DATA SUPPLIED =
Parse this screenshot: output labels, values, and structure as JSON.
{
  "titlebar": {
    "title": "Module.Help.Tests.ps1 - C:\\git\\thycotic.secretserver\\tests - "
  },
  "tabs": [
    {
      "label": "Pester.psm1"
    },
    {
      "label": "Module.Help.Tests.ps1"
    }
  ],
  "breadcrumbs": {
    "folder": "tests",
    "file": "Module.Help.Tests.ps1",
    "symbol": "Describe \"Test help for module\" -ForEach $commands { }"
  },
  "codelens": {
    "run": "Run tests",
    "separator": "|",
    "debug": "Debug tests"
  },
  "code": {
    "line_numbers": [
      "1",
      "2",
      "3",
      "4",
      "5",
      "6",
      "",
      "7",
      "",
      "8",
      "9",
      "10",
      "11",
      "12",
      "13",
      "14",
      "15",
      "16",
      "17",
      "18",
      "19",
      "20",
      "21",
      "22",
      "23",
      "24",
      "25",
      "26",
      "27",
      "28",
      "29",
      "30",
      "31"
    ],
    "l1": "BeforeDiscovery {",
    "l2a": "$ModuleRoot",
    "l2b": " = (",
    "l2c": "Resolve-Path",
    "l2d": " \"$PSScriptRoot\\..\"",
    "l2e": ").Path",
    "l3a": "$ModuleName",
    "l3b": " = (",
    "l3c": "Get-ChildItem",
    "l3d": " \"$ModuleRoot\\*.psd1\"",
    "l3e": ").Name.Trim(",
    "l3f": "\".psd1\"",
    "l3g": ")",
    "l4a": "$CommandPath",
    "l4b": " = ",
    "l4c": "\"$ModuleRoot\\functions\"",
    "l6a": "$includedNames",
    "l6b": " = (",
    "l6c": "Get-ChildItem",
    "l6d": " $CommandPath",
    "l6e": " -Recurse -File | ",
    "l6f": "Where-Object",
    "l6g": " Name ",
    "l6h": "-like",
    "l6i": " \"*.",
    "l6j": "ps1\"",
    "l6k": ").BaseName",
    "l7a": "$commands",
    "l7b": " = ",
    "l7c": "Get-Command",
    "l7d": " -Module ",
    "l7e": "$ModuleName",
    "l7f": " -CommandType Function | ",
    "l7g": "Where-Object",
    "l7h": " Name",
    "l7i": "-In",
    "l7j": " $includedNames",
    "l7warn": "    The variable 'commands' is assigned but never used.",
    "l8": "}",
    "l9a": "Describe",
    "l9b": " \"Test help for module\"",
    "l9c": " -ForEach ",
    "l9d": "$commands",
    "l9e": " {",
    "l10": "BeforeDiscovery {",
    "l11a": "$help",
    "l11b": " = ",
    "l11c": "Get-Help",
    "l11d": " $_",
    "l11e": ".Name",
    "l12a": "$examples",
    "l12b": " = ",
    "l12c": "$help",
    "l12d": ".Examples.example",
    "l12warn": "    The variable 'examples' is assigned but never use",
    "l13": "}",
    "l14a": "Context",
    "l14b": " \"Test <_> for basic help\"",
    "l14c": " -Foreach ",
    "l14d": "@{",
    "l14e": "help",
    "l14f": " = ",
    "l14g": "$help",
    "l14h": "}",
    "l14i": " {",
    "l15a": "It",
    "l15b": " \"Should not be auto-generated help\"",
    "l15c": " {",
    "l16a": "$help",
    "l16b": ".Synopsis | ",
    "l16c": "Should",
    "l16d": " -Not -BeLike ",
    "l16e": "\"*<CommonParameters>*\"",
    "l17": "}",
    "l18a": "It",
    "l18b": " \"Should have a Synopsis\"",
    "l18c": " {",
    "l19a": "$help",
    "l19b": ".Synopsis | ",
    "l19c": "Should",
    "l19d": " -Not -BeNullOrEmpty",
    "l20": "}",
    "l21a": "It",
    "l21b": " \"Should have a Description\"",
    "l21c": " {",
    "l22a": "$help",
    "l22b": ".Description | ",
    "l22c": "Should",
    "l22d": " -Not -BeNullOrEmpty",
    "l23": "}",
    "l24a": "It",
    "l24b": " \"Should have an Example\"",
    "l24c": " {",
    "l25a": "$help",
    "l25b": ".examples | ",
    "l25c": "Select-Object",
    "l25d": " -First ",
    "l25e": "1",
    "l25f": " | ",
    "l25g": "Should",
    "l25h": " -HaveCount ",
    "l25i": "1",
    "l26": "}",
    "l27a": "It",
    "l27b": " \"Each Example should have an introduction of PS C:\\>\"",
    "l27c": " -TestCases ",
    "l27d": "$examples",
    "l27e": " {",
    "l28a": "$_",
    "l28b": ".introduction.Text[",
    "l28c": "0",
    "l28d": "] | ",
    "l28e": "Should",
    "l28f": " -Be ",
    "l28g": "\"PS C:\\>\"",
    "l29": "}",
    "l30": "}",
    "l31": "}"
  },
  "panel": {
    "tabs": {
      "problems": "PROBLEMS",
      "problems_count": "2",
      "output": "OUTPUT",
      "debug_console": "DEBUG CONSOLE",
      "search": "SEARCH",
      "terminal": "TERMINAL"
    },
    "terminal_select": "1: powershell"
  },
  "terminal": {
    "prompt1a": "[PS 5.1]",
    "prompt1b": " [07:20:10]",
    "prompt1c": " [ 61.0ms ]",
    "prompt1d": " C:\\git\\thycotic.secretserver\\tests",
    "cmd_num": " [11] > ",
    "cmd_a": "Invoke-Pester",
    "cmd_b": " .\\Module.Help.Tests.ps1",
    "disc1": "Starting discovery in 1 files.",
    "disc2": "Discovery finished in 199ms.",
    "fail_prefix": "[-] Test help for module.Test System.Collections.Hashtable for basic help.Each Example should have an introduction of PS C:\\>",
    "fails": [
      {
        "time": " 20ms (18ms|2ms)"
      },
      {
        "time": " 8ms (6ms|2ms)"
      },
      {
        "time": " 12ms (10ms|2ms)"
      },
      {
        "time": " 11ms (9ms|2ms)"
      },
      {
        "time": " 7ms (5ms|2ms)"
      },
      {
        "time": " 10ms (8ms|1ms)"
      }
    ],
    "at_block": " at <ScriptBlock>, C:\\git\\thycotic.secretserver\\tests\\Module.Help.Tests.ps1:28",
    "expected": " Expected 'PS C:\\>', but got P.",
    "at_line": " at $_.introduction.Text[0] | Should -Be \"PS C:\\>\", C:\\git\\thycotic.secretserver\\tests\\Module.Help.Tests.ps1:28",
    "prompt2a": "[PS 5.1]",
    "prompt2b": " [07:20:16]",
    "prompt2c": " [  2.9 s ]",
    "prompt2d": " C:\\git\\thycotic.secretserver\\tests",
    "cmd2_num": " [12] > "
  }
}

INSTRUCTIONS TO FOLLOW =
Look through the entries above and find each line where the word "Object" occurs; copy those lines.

OUTPUT BELOW =
    "l6f": "Where-Object",
    "l7g": "Where-Object",
    "l25c": "Select-Object",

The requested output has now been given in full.